Welcome to Murder by the Book's blog about what we've read recently. You can find our website at www.mbtb.com.

Friday, May 2, 2008

2008 Edgar Awards

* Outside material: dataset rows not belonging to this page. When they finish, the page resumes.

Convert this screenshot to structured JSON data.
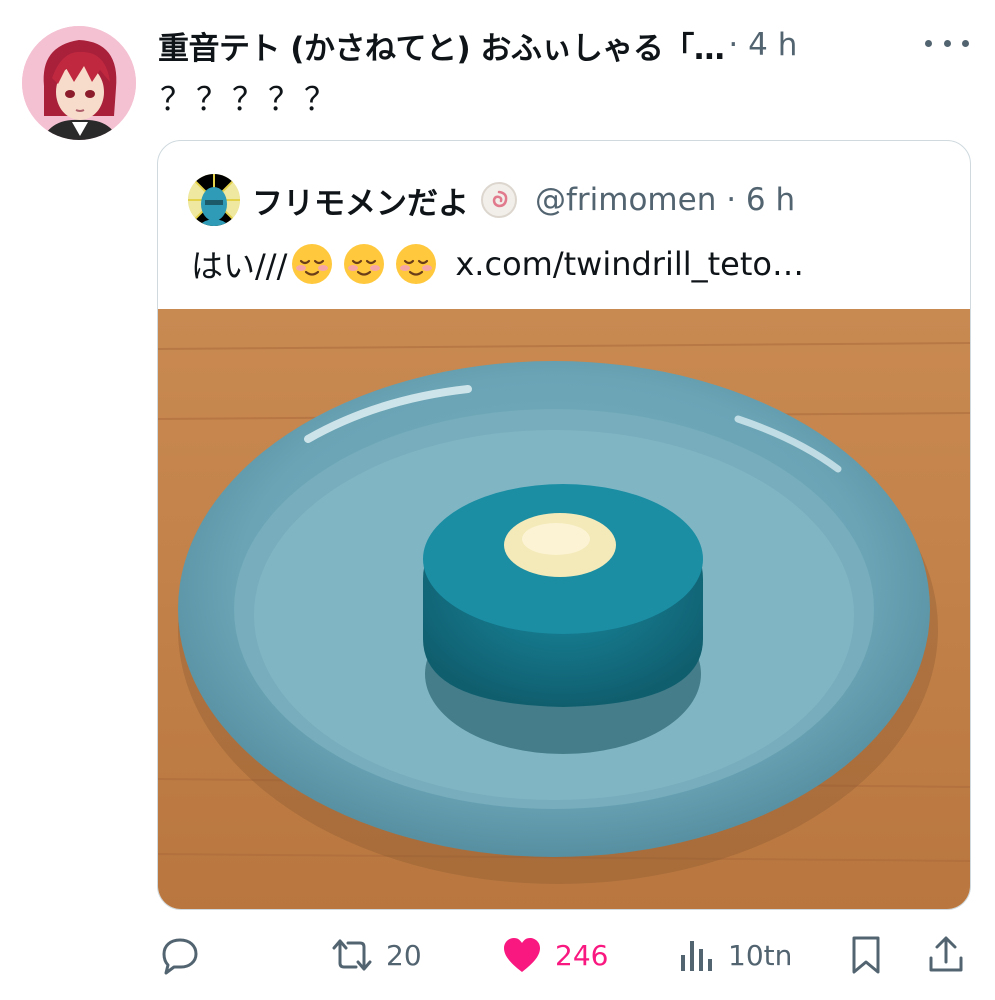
{
  "tweet": {
    "author_name": "重音テト (かさねてと) おふぃしゃる「…",
    "meta": "· 4 h",
    "text": "？？？？？"
  },
  "quote": {
    "author_name": "フリモメンだよ",
    "handle": "@frimomen · 6 h",
    "text_prefix": "はい///",
    "link": "x.com/twindrill_teto…"
  },
  "actions": {
    "retweets": "20",
    "likes": "246",
    "views": "10tn"
  },
  "colors": {
    "like": "#f91880",
    "secondary_text": "#536471",
    "border": "#cfd9de"
  }
}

[Jordan is the daughter of our store manager Jean May, and more or less grew up at the store.]
Death Becomes Them at the 2008 Edgar Awards
by Jordan Foster -- Publishers Weekly, 5/1/2008 3:32:00 PM
The 62nd Annual Edgar Awards held in New York last night saluted several of the genre’s stalwarts as well as recognizing an emerging group of talented newcomers. Outgoing Mystery Writers of America president Nelson DeMille passed the torch to the incoming president, Edgar winner Harlan Coben, who opened the evening by praising the wisdom of another of multiple award-winner, Lawrence Block. The original motto of the MWA, said Coben, was “crime doesn’t pay…enough,” but added a tidbit he learned from Block early on his career: “nobody has to fail so that I can succeed.”John Hart took home the Edgar for Best Novel for his sophomore effort, Down River, the story of a man wrongly convicted of murder. Presenter Lee Child quipped that the envelope was difficult to open then hinted it might just be a plot device on his part. “I’m a suspense writer,” Child said, “what do you expect?” The Edgar for Best First Novel By An American Author went to Tana French for In the Woods, whose debut featured a detective in Dublin’s Murder Squad struggling with a childhood trauma. Other winners included Megan Abbott’s Queenpin for Best Paperback Original; Vincent Bugliosi’s Reclaiming History: The Assassination of John F. Kennedy for Best Fact Crime; Susan Straight’s “The Golden Gopher,” part of Los Angeles Noir, for Best Short Story; Tedd Arnold’s Rat Life for Best Young Adult; Tony Gilroy’s Michael Clayton for Best Motion Picture Screenplay; and Matt Nix’s pilot episode of Burn Notice for Best Television Episode Teleplay.With Raven Awards going to the Library of Congress’s Center for the Book in Washington D.C. and Kate Mattes, owner of Kate’s Mystery Books in Boston, the evening also paid tribute to the newest MWA Grand Master, Bill Prozini. In a Star Wars-inspired film introduction, the titles of the prolific Prozini scrolled upwards in familiar yellow script. In his introduction for Pronzini, Lawrence Block amended Coben’s earlier quote by adding that while no one has to fail for him to succeed, “it’s so much more gratifying when they do.” Pronzini, known for his long-running Nameless Detective series, thanked his wife, former Grand Master Marcia Muller, and entertained the crowd with his favorite worst lines in crime fiction.

No comments:

Post a Comment